The State Bank of Pakistan has decided to reduce the role of the central bank in financing the government and providing export refinance, a move that has won the approval of the International Monetary Fund (IMF).
A mission from the IMF has just returned from Islamabad after holding talks with the Pakistani authorities about the country’s economic development, prospects and policies.
It is expected that by lessening the central bank’s role in the provision of refinancing and export finance, it will encourage the commercial banks to improve their ability to meet the needs of the Pakistani private sector and their export credit requirements.
According to research by Pakistan’s state bank, government controlled refinancing schemes have had adverse economic outcomes and pose problems for effective liquidity management. It also reduces the incentive for commercial banks to mobilise their deposits, despite the average deposit rates rising from 2.9% in June 2006 to 4.0% in June 2007.
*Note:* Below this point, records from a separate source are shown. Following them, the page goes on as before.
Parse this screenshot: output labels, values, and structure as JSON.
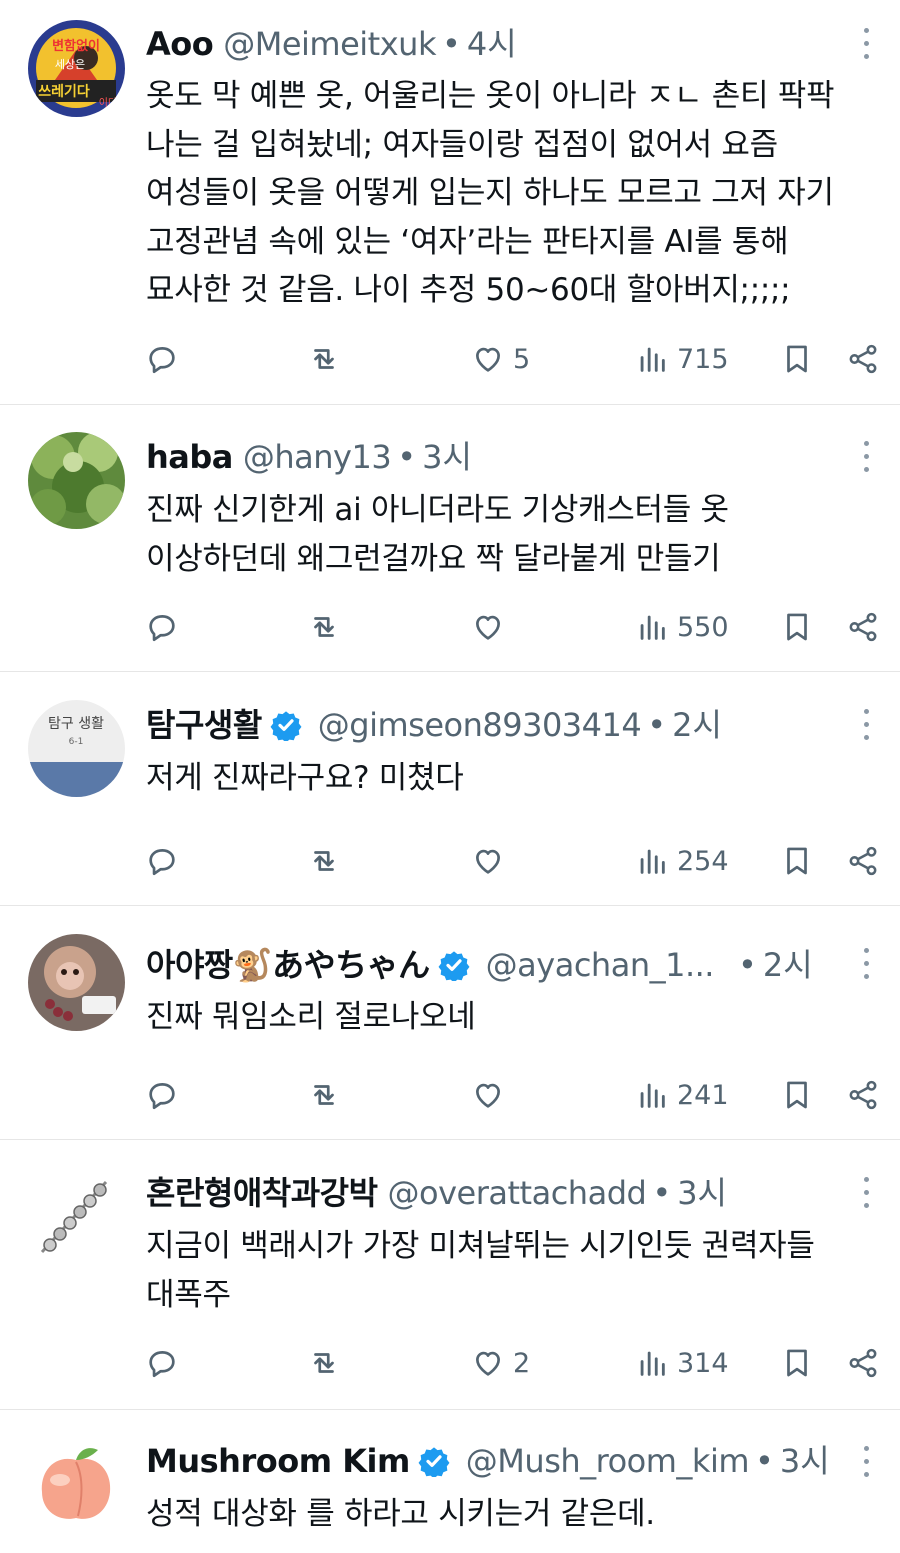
{
  "tweets": [
    {
      "name": "Aoo",
      "handle": "@Meimeitxuk",
      "time": "4시",
      "verified": false,
      "text": "옷도 막 예쁜 옷, 어울리는 옷이 아니라 ㅈㄴ 촌티 팍팍\n나는 걸 입혀놨네; 여자들이랑 접점이 없어서 요즘\n여성들이 옷을 어떻게 입는지 하나도 모르고 그저 자기\n고정관념 속에 있는 ‘여자’라는 판타지를 AI를 통해\n묘사한 것 같음. 나이 추정 50~60대 할아버지;;;;;",
      "likes": "5",
      "views": "715",
      "avatar_text": [
        "변함없이",
        "세상은",
        "쓰레기다",
        "이다"
      ]
    },
    {
      "name": "haba",
      "handle": "@hany13",
      "time": "3시",
      "verified": false,
      "text": "진짜 신기한게 ai 아니더라도 기상캐스터들 옷\n이상하던데 왜그런걸까요 짝 달라붙게 만들기",
      "likes": "",
      "views": "550"
    },
    {
      "name": "탐구생활",
      "handle": "@gimseon89303414",
      "time": "2시",
      "verified": true,
      "text": "저게 진짜라구요? 미쳤다",
      "likes": "",
      "views": "254",
      "avatar_text": [
        "탐구 생활",
        "6-1"
      ]
    },
    {
      "name": "아야짱🐒あやちゃん",
      "handle": "@ayachan_1...",
      "time": "2시",
      "verified": true,
      "text": "진짜 뭐임소리 절로나오네",
      "likes": "",
      "views": "241"
    },
    {
      "name": "혼란형애착과강박",
      "handle": "@overattachadd",
      "time": "3시",
      "verified": false,
      "text": "지금이 백래시가 가장 미쳐날뛰는 시기인듯 권력자들\n대폭주",
      "likes": "2",
      "views": "314"
    },
    {
      "name": "Mushroom Kim",
      "handle": "@Mush_room_kim",
      "time": "3시",
      "verified": true,
      "text": "성적 대상화 를 하라고 시키는거 같은데.",
      "likes": "",
      "views": ""
    }
  ],
  "colors": {
    "text": "#0f1419",
    "secondary": "#536471",
    "verified": "#1d9bf0",
    "divider": "#e6e6e6"
  },
  "icons": [
    "reply-icon",
    "retweet-icon",
    "like-icon",
    "views-icon",
    "bookmark-icon",
    "share-icon",
    "more-icon",
    "verified-badge-icon"
  ]
}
The bank is also introducing a new long-term financing facility to promote export led industrial growth in Pakistan. This facility will be available through approved banks and other financial institutions. Under this new programme, exporters can tap for financing for procurement of new imported and locally manufactured plant and machinery. Funds will be accessible for export-focussed projects where at least 50% of sales take the form of exports, or if annual exports amount to the equivalent of US$5mn.
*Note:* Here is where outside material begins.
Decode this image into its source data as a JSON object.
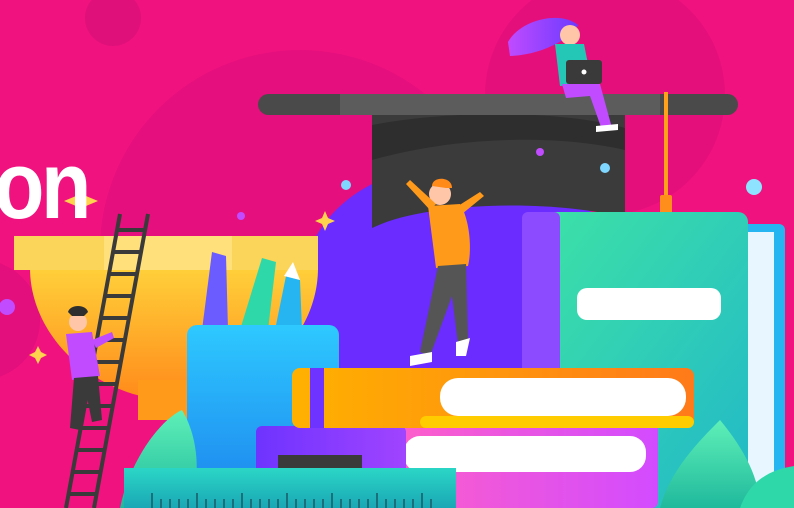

Taking into consideration these changes in policy, as well as other developments, the IMF issued the following statement in Islamabad: “Pakistan’s economy continued to perform well in 2006/07, with real GDP growth increasing to 7%. Average inflation remained 8%, but the 12-month rate has declined to 6.5% in recent months. This outcome has been made possible by continued prudent macroeconomic management and structural reforms that have encouraged a strong pick-up in domestic and foreign investment.”
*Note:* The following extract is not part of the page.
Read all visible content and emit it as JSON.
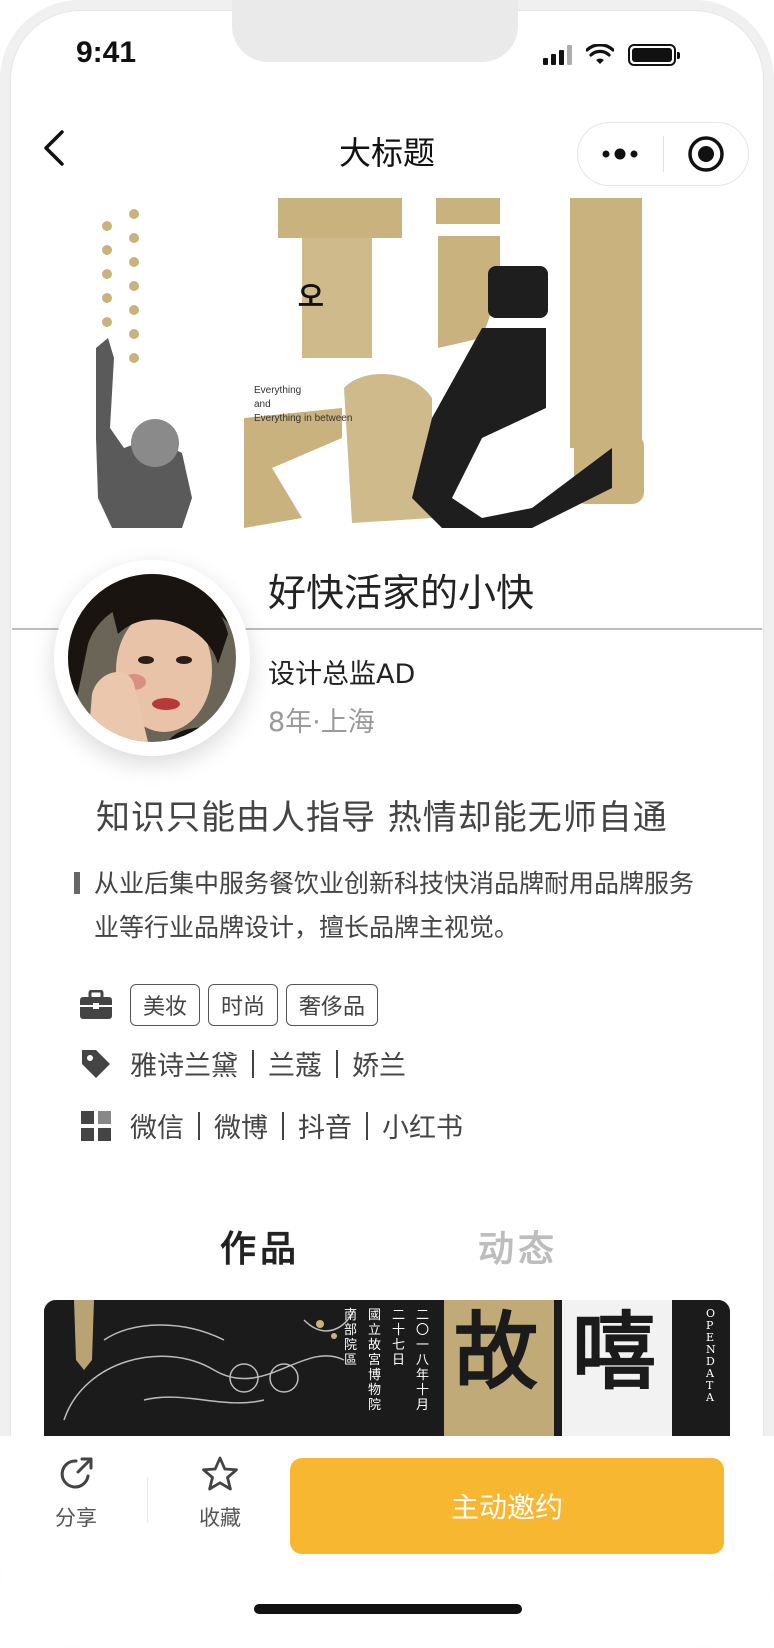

The IMF mission also reports that despite lower import growth, the external current account deficit increased to 4.9% of GDP in 2006/07 due to slower export growth.
However, increased foreign direct investment and portfolio inflows have covered the external current account deficit, strengthening the international reserves position. IMF’s outlook for economic growth in Pakistan for 2007/08 is “favourable”.
But it underlines the need for measures to be taken to lower the external current account deficit, and given the current uncertain global financial climate it urges for “very prudent macroeconomic policies”.